### Listed entries ###
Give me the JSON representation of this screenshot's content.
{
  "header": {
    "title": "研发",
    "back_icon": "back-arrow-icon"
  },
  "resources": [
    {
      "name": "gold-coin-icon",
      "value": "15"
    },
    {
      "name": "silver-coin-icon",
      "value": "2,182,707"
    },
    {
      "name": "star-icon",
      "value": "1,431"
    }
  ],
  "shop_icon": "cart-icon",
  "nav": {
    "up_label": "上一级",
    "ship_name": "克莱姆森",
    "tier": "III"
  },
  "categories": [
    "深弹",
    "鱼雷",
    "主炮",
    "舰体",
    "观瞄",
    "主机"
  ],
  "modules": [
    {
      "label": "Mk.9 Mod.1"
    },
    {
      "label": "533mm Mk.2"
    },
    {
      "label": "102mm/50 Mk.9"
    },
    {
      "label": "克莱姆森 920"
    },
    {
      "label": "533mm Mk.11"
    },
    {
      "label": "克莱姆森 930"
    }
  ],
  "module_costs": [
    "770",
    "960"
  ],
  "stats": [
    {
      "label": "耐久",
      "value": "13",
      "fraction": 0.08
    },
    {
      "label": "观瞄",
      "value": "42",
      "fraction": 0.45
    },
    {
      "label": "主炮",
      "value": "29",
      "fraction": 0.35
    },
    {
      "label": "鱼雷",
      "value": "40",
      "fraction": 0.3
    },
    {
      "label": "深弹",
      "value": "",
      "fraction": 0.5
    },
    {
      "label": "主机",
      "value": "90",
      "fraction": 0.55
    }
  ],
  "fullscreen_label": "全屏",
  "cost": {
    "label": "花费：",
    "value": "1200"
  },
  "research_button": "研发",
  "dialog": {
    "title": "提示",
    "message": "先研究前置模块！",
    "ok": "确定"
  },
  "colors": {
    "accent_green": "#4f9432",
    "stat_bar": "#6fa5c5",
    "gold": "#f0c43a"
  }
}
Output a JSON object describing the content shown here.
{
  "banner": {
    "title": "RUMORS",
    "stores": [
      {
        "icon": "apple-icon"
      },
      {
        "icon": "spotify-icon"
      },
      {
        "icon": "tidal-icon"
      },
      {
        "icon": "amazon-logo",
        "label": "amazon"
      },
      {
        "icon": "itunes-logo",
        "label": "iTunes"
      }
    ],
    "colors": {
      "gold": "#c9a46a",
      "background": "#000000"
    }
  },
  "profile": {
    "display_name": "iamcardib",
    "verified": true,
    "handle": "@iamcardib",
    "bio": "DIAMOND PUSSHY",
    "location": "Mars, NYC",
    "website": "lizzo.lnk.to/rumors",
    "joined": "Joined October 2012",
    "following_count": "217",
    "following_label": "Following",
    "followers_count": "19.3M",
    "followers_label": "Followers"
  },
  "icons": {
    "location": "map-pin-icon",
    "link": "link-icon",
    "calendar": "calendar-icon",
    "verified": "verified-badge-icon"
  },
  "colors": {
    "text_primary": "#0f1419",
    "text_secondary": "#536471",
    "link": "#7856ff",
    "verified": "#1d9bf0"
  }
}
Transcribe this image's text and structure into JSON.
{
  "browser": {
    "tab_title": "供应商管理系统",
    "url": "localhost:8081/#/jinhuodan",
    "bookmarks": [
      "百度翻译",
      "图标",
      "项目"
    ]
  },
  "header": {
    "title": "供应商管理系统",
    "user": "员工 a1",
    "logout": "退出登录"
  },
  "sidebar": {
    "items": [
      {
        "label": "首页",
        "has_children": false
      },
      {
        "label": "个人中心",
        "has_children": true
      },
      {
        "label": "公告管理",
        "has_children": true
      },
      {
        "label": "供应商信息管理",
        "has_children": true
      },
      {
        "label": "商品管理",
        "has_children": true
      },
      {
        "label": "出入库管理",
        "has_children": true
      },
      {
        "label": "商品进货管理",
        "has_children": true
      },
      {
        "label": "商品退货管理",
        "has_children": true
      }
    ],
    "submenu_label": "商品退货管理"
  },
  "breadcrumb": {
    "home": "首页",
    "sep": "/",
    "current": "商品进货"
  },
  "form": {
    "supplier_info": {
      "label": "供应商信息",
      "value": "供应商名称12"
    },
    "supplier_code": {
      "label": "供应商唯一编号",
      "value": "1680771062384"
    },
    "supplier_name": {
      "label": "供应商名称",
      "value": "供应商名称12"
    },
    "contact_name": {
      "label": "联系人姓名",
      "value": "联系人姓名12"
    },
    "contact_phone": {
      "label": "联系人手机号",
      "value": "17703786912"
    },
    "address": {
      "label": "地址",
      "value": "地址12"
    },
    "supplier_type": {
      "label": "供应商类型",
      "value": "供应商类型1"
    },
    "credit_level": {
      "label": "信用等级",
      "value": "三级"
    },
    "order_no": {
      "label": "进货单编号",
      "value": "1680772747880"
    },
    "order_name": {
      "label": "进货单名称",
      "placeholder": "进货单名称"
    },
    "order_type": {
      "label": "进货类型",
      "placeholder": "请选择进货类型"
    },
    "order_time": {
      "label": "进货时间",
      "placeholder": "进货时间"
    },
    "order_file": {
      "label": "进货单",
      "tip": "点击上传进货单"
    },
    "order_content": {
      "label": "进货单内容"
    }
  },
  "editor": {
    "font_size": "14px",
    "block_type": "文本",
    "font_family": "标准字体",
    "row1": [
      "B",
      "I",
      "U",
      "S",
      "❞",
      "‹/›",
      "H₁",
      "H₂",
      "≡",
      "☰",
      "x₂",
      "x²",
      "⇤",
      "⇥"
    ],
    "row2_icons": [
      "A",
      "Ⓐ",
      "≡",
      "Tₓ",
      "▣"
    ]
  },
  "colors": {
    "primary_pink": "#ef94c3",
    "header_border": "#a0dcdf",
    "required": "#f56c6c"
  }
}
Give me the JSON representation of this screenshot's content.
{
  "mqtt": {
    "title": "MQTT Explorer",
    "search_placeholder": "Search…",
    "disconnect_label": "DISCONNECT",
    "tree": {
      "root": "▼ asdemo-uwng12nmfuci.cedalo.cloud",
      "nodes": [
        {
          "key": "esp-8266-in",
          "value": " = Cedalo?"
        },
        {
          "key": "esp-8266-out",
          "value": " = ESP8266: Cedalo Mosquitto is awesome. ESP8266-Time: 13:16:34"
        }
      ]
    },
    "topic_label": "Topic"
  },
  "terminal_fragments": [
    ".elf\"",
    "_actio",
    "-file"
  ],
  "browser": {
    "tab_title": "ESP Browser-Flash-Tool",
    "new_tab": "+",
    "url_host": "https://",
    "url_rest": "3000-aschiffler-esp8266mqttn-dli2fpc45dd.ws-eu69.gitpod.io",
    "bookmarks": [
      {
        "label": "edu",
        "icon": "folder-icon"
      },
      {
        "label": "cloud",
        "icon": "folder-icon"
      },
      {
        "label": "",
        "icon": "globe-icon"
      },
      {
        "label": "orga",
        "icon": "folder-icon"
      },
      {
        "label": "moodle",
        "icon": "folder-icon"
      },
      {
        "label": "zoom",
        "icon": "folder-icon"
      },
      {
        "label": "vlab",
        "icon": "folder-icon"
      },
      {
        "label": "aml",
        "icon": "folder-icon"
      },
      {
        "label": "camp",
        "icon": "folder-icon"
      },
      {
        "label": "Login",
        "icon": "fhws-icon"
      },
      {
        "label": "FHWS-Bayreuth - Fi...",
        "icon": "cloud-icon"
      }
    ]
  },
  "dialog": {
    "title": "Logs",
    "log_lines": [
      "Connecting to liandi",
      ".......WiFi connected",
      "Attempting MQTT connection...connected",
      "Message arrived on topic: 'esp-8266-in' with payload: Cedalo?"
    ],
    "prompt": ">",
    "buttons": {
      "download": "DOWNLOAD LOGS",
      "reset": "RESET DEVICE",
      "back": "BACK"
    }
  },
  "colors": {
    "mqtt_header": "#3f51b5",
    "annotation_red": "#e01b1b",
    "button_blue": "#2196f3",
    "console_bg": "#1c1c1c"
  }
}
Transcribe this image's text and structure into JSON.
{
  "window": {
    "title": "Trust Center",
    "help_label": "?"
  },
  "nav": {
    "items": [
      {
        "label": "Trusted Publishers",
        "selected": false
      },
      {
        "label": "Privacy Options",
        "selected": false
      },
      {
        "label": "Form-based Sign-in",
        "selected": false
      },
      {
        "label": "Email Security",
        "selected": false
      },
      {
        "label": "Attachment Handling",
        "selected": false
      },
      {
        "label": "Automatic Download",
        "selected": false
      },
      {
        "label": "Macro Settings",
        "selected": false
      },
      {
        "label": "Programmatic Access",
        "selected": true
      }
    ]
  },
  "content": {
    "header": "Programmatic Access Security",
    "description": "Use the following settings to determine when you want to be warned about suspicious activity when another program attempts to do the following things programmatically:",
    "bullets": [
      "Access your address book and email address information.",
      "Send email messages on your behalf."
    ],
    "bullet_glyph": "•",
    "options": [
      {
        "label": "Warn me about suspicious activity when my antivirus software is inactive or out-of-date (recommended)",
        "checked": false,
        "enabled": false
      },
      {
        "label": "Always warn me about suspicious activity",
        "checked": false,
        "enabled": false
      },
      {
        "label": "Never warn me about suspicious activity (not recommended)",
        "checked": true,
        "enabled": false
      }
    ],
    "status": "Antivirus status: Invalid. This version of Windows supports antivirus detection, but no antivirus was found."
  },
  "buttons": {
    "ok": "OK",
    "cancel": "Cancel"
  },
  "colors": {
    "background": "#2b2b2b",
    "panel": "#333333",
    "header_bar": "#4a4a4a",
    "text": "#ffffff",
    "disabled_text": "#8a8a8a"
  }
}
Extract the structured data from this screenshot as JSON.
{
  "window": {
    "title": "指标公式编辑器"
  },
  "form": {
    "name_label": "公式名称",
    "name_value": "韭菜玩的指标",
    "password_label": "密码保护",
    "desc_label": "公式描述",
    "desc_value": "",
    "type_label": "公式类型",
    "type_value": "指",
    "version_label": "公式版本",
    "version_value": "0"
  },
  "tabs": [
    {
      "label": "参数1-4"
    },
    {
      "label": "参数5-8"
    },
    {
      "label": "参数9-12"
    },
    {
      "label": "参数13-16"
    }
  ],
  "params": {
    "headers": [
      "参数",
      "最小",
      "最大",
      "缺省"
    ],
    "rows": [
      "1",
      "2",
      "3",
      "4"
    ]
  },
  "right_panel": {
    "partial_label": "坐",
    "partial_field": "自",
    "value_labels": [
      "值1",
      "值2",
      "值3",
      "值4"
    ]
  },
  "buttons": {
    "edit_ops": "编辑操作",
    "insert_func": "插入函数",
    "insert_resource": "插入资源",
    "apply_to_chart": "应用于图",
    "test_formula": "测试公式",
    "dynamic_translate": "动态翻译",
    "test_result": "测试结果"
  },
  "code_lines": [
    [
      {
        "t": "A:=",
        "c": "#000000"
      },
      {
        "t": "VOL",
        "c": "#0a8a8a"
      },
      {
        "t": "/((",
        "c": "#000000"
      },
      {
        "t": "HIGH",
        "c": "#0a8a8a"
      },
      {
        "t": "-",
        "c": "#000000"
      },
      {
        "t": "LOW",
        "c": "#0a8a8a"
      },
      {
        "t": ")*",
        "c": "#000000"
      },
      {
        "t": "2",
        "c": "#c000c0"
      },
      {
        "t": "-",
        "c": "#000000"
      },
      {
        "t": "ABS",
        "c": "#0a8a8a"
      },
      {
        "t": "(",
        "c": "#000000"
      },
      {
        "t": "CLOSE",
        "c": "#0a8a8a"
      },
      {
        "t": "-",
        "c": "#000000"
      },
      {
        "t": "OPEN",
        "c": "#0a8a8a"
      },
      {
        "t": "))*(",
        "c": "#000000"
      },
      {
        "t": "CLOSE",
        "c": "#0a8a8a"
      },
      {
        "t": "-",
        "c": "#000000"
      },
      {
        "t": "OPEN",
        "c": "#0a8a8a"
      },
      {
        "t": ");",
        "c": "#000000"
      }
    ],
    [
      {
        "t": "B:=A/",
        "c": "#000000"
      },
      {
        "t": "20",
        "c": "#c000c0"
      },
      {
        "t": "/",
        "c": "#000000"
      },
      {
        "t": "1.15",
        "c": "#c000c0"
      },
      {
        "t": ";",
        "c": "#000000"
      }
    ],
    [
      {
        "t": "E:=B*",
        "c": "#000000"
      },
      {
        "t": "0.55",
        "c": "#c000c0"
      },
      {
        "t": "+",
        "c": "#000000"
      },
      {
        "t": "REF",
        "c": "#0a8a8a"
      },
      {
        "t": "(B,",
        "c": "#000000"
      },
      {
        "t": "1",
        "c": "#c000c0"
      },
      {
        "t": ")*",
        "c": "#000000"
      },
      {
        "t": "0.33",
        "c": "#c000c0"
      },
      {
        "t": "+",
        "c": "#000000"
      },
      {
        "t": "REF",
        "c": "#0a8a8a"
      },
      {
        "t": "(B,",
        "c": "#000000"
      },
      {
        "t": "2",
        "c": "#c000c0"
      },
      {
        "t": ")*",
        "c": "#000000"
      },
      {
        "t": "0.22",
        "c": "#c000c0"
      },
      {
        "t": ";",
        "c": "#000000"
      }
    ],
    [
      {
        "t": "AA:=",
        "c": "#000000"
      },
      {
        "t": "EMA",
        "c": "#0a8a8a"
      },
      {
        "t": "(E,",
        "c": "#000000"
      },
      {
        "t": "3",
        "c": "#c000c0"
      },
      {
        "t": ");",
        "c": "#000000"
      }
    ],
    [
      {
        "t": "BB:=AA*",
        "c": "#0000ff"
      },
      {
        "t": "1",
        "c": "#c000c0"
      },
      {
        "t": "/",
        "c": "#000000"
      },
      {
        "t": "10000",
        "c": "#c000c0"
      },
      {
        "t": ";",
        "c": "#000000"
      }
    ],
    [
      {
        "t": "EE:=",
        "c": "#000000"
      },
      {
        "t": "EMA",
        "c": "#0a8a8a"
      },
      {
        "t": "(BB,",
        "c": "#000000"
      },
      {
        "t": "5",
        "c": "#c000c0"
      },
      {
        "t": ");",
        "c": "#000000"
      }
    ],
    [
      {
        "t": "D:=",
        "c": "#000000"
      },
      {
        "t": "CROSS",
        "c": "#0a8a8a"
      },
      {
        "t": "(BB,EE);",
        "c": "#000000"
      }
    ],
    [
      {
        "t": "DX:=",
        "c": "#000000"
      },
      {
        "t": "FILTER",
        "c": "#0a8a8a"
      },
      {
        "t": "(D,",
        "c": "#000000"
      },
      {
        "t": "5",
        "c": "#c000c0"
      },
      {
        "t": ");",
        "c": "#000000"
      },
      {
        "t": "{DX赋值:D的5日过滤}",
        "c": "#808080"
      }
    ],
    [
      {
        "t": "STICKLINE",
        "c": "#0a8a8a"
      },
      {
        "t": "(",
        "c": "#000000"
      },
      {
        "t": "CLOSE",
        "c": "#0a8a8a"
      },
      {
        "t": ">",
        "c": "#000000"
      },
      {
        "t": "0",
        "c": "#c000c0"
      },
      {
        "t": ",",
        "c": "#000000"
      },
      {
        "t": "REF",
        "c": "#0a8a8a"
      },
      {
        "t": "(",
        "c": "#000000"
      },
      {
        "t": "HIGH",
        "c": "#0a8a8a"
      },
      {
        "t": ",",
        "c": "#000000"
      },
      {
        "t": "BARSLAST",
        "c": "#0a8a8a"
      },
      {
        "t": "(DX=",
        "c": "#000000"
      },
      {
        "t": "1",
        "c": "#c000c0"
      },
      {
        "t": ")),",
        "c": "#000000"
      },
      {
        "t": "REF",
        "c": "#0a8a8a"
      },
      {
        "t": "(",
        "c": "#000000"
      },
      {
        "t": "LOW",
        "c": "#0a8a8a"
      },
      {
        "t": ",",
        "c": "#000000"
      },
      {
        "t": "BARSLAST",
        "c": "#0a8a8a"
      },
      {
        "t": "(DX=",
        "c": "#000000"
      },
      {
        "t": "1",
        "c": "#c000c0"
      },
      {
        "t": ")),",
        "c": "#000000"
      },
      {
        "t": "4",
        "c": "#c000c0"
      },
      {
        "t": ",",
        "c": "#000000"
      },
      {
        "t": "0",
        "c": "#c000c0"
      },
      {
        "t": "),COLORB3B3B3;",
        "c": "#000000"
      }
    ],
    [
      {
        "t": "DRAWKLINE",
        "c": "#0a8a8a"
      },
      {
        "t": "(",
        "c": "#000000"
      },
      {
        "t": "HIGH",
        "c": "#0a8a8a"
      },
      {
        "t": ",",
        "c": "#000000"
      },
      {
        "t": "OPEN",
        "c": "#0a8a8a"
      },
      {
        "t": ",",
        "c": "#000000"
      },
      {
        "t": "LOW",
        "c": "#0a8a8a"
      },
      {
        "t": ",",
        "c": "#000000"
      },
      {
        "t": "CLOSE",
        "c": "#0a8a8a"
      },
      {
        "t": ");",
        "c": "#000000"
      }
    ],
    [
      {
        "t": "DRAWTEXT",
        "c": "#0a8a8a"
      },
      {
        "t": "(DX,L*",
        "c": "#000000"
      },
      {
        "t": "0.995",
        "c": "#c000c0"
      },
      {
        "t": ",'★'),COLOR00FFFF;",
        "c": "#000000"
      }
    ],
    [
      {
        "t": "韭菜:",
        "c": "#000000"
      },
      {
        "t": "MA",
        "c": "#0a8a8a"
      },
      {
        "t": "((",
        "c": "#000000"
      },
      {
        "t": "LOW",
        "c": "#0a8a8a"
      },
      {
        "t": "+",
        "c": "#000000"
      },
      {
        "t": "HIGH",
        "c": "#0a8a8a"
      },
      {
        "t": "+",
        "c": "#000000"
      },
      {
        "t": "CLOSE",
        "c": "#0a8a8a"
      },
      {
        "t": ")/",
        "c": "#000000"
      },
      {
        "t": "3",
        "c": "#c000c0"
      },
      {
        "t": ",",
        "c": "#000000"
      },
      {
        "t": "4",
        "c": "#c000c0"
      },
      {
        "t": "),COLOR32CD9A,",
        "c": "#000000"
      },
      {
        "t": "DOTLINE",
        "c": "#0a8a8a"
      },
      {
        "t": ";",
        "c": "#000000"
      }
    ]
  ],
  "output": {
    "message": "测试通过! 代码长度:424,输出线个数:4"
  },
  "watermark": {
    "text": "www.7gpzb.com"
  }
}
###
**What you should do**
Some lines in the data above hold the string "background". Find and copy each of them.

**Solution to this task**
      "background": "#000000"
    "background": "#2b2b2b",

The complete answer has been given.